* [Stored items]
Segment Open
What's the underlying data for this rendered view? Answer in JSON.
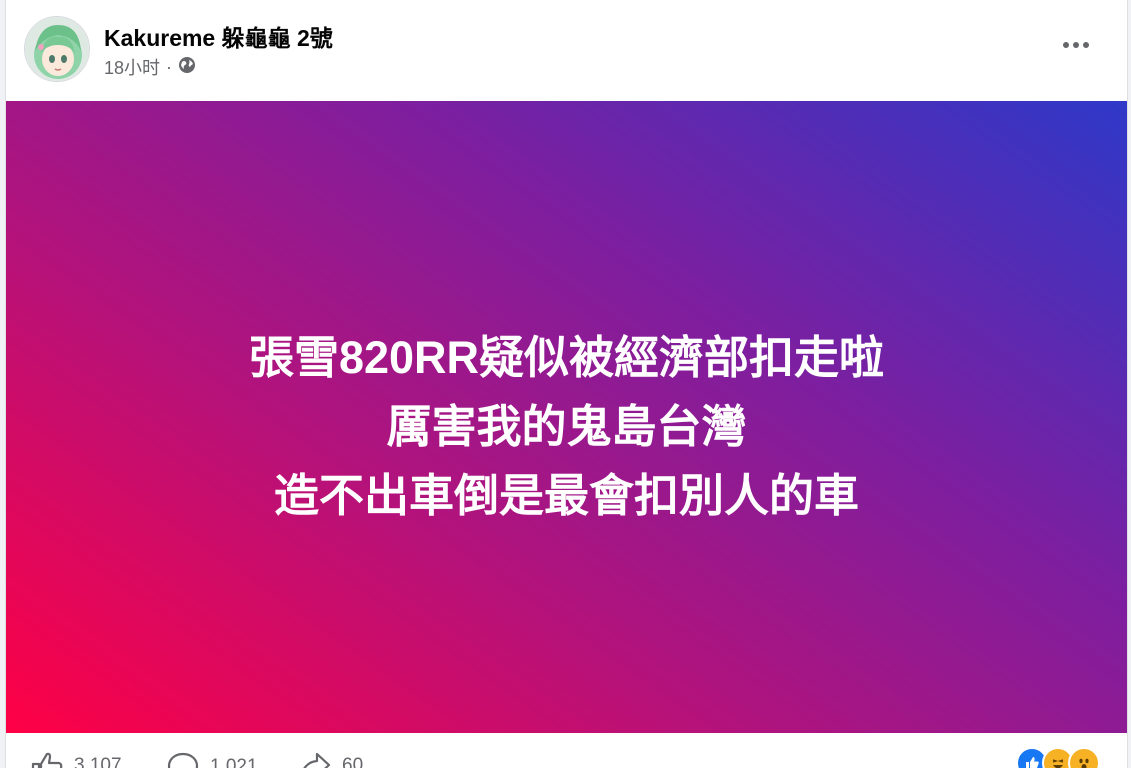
{
  "post": {
    "author": "Kakureme 躲龜龜 2號",
    "time": "18小时",
    "separator": "·",
    "privacy_icon": "globe-icon",
    "menu_icon": "more-options-icon"
  },
  "banner": {
    "lines": [
      "張雪820RR疑似被經濟部扣走啦",
      "厲害我的鬼島台灣",
      "造不出車倒是最會扣別人的車"
    ],
    "gradient_colors": [
      "#ff0045",
      "#b5127a",
      "#7c1fa0",
      "#2e38c8"
    ],
    "text_color": "#ffffff"
  },
  "footer": {
    "like_count": "3,107",
    "comment_count": "1,021",
    "share_count": "60",
    "reaction_icons": [
      "like-reaction-icon",
      "haha-reaction-icon",
      "wow-reaction-icon"
    ]
  },
  "colors": {
    "meta_text": "#65676b",
    "name_text": "#050505",
    "like_blue": "#1877f2",
    "reaction_yellow": "#f7b125"
  }
}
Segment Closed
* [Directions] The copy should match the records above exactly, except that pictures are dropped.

* [Written response]
What's the underlying data for this rendered view? Answer in JSON.
{
  "post": {
    "author": "Kakureme 躲龜龜 2號",
    "time": "18小时",
    "separator": "·",
    "privacy_icon": "globe-icon",
    "menu_icon": "more-options-icon"
  },
  "banner": {
    "lines": [
      "張雪820RR疑似被經濟部扣走啦",
      "厲害我的鬼島台灣",
      "造不出車倒是最會扣別人的車"
    ],
    "gradient_colors": [
      "#ff0045",
      "#b5127a",
      "#7c1fa0",
      "#2e38c8"
    ],
    "text_color": "#ffffff"
  },
  "footer": {
    "like_count": "3,107",
    "comment_count": "1,021",
    "share_count": "60",
    "reaction_icons": [
      "like-reaction-icon",
      "haha-reaction-icon",
      "wow-reaction-icon"
    ]
  },
  "colors": {
    "meta_text": "#65676b",
    "name_text": "#050505",
    "like_blue": "#1877f2",
    "reaction_yellow": "#f7b125"
  }
}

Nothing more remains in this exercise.